The opportunity presented by WikiCite for libraries and public knowledge creation cannot be overstated. As of November 2018, there are over 21 million publication items in Wikidata, which accounts for 40% of the entire database. More than 160 million Wikidata statements use the property “cites” (P2860) to connect items. Wikidata is open to contribute to, edit, reuse, and extend. Not only can we leverage Wikidata for metadata enrichment and linked data connections, but we can build bibliographic applications on top of this open database, track the provenance of citations, and study patterns of information reuse. Wikicite advocates for an open destination to more easily discuss, analyze, curate, annotate, and vet bibliographic resources used in Wikipedia and across the web. As connectors to information, libraries have staff who can offer a tremendous amount of expertise for modeling difficult kinds of data (like books), while ensuring equitable access to information.
The easiest way to get involved is to edit! Explore Wikidata using reasonator and SQID (“squid”). Head over to Youtube to watch talks and tutorials on Wikidata and SPARQL. Match some Wikidata items with their external identifiers using Mix ‘n Match.

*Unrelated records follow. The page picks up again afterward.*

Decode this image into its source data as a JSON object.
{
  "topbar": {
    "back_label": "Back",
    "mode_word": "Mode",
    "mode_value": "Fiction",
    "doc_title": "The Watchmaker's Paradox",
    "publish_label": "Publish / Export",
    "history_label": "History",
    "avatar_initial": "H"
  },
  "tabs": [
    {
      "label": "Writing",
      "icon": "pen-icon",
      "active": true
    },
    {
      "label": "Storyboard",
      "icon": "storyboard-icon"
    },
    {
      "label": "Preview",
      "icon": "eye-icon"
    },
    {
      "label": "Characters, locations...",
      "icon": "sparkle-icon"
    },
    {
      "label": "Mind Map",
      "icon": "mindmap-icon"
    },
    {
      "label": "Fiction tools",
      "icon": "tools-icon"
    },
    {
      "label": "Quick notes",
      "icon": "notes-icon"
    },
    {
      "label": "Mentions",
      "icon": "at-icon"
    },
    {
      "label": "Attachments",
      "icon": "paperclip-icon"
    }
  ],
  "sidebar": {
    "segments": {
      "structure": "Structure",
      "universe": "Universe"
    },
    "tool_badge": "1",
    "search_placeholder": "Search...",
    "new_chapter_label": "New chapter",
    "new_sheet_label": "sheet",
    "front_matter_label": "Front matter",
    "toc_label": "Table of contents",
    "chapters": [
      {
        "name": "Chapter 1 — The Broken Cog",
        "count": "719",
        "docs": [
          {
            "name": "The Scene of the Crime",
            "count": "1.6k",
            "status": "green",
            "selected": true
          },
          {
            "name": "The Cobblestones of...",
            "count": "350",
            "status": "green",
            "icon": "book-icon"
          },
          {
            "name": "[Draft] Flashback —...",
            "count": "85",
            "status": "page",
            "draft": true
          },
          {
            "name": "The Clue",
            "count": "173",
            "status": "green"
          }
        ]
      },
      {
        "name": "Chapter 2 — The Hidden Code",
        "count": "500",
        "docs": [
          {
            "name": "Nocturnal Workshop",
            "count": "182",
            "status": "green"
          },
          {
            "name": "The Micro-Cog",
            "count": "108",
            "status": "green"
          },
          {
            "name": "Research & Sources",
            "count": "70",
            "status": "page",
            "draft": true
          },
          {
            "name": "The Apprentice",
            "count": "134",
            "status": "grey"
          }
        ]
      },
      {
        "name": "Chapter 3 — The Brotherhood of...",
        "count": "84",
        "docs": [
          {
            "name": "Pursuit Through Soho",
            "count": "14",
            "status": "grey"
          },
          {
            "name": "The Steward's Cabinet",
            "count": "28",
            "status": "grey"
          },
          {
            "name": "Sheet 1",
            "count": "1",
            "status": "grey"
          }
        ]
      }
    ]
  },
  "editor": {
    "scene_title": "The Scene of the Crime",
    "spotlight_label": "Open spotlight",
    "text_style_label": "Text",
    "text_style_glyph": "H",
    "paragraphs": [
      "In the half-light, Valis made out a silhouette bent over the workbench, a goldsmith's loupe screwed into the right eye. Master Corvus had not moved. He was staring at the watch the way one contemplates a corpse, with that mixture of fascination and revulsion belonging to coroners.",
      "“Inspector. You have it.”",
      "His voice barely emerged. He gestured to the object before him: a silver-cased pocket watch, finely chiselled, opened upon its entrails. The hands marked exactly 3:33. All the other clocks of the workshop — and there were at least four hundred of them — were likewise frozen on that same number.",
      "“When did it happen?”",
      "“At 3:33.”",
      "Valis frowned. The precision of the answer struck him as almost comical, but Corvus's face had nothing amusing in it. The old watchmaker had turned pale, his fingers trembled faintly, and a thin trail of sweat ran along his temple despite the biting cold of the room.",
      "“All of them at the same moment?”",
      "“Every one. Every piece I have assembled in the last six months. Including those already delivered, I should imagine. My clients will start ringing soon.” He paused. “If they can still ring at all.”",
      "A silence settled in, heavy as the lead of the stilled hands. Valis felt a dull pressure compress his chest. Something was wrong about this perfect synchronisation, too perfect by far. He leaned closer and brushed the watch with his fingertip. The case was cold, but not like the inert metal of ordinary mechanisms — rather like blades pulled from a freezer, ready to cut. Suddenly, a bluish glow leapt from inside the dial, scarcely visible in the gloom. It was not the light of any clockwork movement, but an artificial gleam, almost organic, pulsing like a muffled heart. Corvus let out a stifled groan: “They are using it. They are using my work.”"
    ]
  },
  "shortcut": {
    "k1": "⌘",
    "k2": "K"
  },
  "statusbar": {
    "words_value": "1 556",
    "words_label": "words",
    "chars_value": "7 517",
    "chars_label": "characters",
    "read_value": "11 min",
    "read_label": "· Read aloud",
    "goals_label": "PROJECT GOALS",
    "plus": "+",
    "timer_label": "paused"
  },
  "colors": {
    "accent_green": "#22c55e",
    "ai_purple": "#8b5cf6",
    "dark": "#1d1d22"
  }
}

And join the wikicite-discuss mailing list to join conversations about adding bibliographic data to Wikidata and WikiCite program updates.